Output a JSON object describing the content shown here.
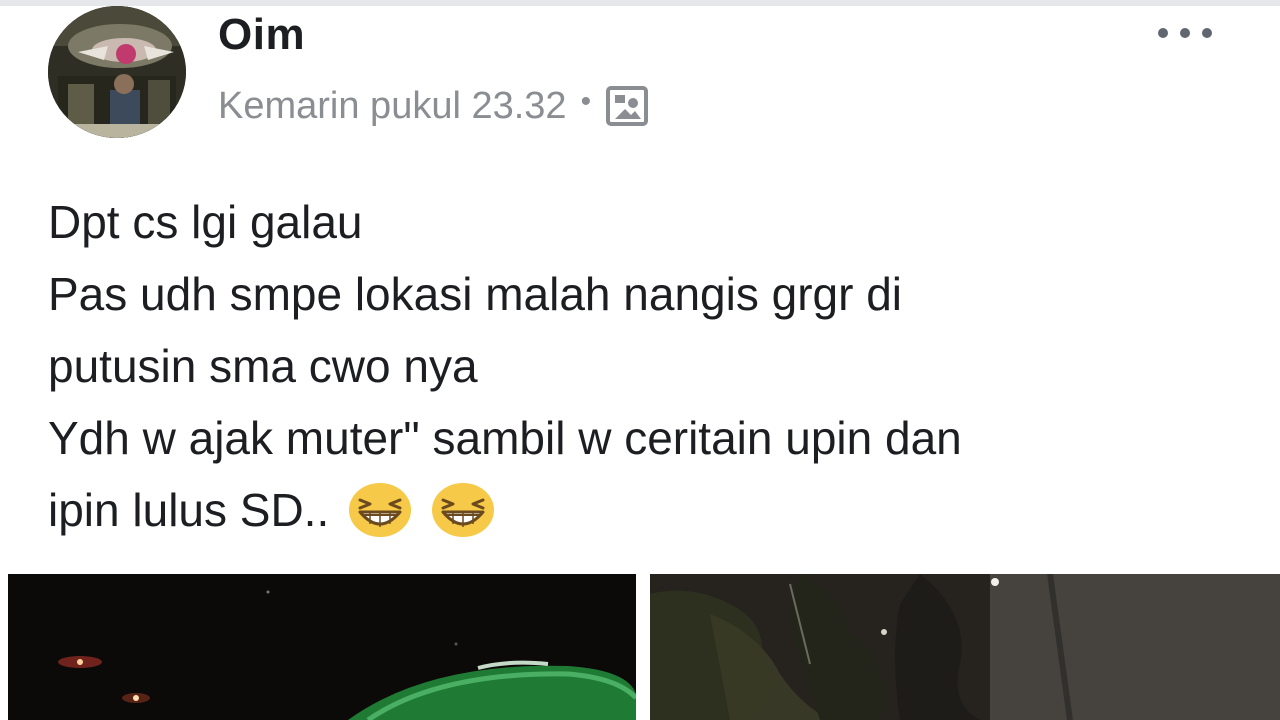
{
  "post": {
    "author": "Oim",
    "timestamp": "Kemarin pukul 23.32",
    "separator": "•",
    "audience_icon": "photo-album-icon",
    "more_icon": "more-options-icon",
    "lines": [
      "Dpt cs lgi galau",
      "Pas udh smpe lokasi malah nangis grgr di",
      "putusin sma cwo nya",
      "Ydh w ajak muter\" sambil w ceritain upin dan",
      "ipin lulus SD.."
    ],
    "emoji": [
      "grinning-squinting-face-emoji",
      "grinning-squinting-face-emoji"
    ]
  },
  "photos": [
    {
      "description_icon": "night-street-photo"
    },
    {
      "description_icon": "night-trees-photo"
    }
  ],
  "colors": {
    "author": "#1c1e21",
    "meta": "#8a8d91",
    "body_text": "#1c1e21",
    "emoji_yellow": "#f7c948"
  }
}
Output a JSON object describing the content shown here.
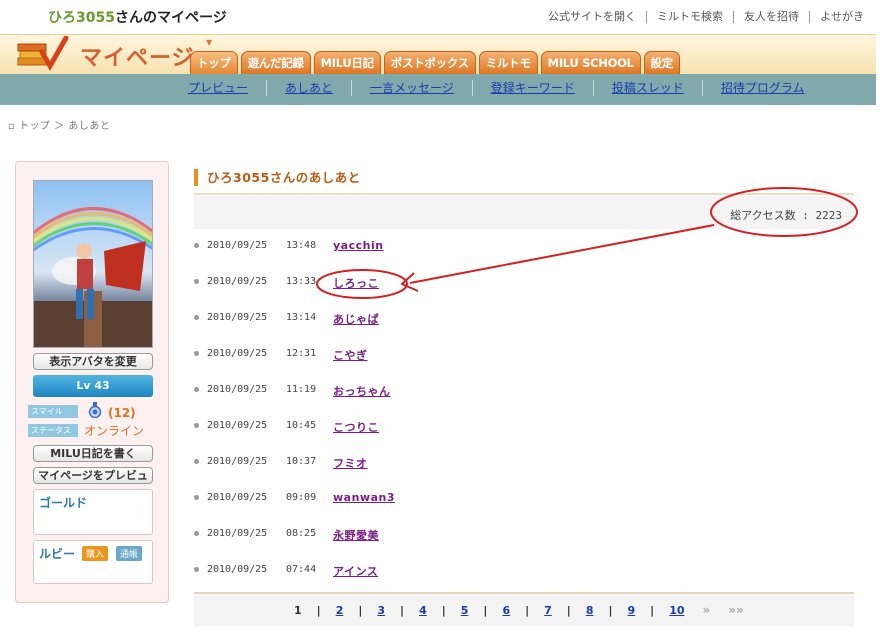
{
  "page_title": {
    "username": "ひろ3055",
    "suffix": "さんのマイページ"
  },
  "top_links": [
    "公式サイトを開く",
    "ミルトモ検索",
    "友人を招待",
    "よせがき"
  ],
  "logo_text": "マイページ",
  "tabs": [
    "トップ",
    "遊んだ記録",
    "MILU日記",
    "ポストボックス",
    "ミルトモ",
    "MILU SCHOOL",
    "設定"
  ],
  "subnav": [
    "プレビュー",
    "あしあと",
    "一言メッセージ",
    "登録キーワード",
    "投稿スレッド",
    "招待プログラム"
  ],
  "breadcrumb": "▫ トップ ＞ あしあと",
  "sidebar": {
    "change_avatar": "表示アバタを変更",
    "level": "Lv 43",
    "smile_label": "スマイル",
    "status_label": "ステータス",
    "smile_count": "(12)",
    "status_value": "オンライン",
    "write_diary": "MILU日記を書く",
    "preview": "マイページをプレビュー",
    "gold_title": "ゴールド",
    "ruby_title": "ルビー",
    "buy": "購入",
    "bank": "通帳"
  },
  "main": {
    "heading": "ひろ3055さんのあしあと",
    "total_access": "総アクセス数 : 2223",
    "visits": [
      {
        "date": "2010/09/25",
        "time": "13:48",
        "name": "yacchin"
      },
      {
        "date": "2010/09/25",
        "time": "13:33",
        "name": "しろっこ"
      },
      {
        "date": "2010/09/25",
        "time": "13:14",
        "name": "あじゃぱ"
      },
      {
        "date": "2010/09/25",
        "time": "12:31",
        "name": "こやぎ"
      },
      {
        "date": "2010/09/25",
        "time": "11:19",
        "name": "おっちゃん"
      },
      {
        "date": "2010/09/25",
        "time": "10:45",
        "name": "こつりこ"
      },
      {
        "date": "2010/09/25",
        "time": "10:37",
        "name": "フミオ"
      },
      {
        "date": "2010/09/25",
        "time": "09:09",
        "name": "wanwan3"
      },
      {
        "date": "2010/09/25",
        "time": "08:25",
        "name": "永野愛美"
      },
      {
        "date": "2010/09/25",
        "time": "07:44",
        "name": "アインス"
      }
    ],
    "pages": [
      "1",
      "2",
      "3",
      "4",
      "5",
      "6",
      "7",
      "8",
      "9",
      "10"
    ],
    "current_page": "1",
    "next": "»",
    "last": "»»"
  },
  "colors": {
    "accent": "#e8901e",
    "link": "#1b3cb0",
    "visitor_link": "#7a1e8a",
    "subnav": "#7fa9ab",
    "annotation": "#d42020"
  }
}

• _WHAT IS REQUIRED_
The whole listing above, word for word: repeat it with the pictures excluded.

• _RESULT_
Output a JSON object describing the content shown here.
{
  "post": {
    "author": "Oim",
    "timestamp": "Kemarin pukul 23.32",
    "separator": "•",
    "audience_icon": "photo-album-icon",
    "more_icon": "more-options-icon",
    "lines": [
      "Dpt cs lgi galau",
      "Pas udh smpe lokasi malah nangis grgr di",
      "putusin sma cwo nya",
      "Ydh w ajak muter\" sambil w ceritain upin dan",
      "ipin lulus SD.."
    ],
    "emoji": [
      "grinning-squinting-face-emoji",
      "grinning-squinting-face-emoji"
    ]
  },
  "photos": [
    {
      "description_icon": "night-street-photo"
    },
    {
      "description_icon": "night-trees-photo"
    }
  ],
  "colors": {
    "author": "#1c1e21",
    "meta": "#8a8d91",
    "body_text": "#1c1e21",
    "emoji_yellow": "#f7c948"
  }
}
Output a JSON object describing the content shown here.
{
  "page_title": {
    "username": "ひろ3055",
    "suffix": "さんのマイページ"
  },
  "top_links": [
    "公式サイトを開く",
    "ミルトモ検索",
    "友人を招待",
    "よせがき"
  ],
  "logo_text": "マイページ",
  "tabs": [
    "トップ",
    "遊んだ記録",
    "MILU日記",
    "ポストボックス",
    "ミルトモ",
    "MILU SCHOOL",
    "設定"
  ],
  "subnav": [
    "プレビュー",
    "あしあと",
    "一言メッセージ",
    "登録キーワード",
    "投稿スレッド",
    "招待プログラム"
  ],
  "breadcrumb": "▫ トップ ＞ あしあと",
  "sidebar": {
    "change_avatar": "表示アバタを変更",
    "level": "Lv 43",
    "smile_label": "スマイル",
    "status_label": "ステータス",
    "smile_count": "(12)",
    "status_value": "オンライン",
    "write_diary": "MILU日記を書く",
    "preview": "マイページをプレビュー",
    "gold_title": "ゴールド",
    "ruby_title": "ルビー",
    "buy": "購入",
    "bank": "通帳"
  },
  "main": {
    "heading": "ひろ3055さんのあしあと",
    "total_access": "総アクセス数 : 2223",
    "visits": [
      {
        "date": "2010/09/25",
        "time": "13:48",
        "name": "yacchin"
      },
      {
        "date": "2010/09/25",
        "time": "13:33",
        "name": "しろっこ"
      },
      {
        "date": "2010/09/25",
        "time": "13:14",
        "name": "あじゃぱ"
      },
      {
        "date": "2010/09/25",
        "time": "12:31",
        "name": "こやぎ"
      },
      {
        "date": "2010/09/25",
        "time": "11:19",
        "name": "おっちゃん"
      },
      {
        "date": "2010/09/25",
        "time": "10:45",
        "name": "こつりこ"
      },
      {
        "date": "2010/09/25",
        "time": "10:37",
        "name": "フミオ"
      },
      {
        "date": "2010/09/25",
        "time": "09:09",
        "name": "wanwan3"
      },
      {
        "date": "2010/09/25",
        "time": "08:25",
        "name": "永野愛美"
      },
      {
        "date": "2010/09/25",
        "time": "07:44",
        "name": "アインス"
      }
    ],
    "pages": [
      "1",
      "2",
      "3",
      "4",
      "5",
      "6",
      "7",
      "8",
      "9",
      "10"
    ],
    "current_page": "1",
    "next": "»",
    "last": "»»"
  },
  "colors": {
    "accent": "#e8901e",
    "link": "#1b3cb0",
    "visitor_link": "#7a1e8a",
    "subnav": "#7fa9ab",
    "annotation": "#d42020"
  }
}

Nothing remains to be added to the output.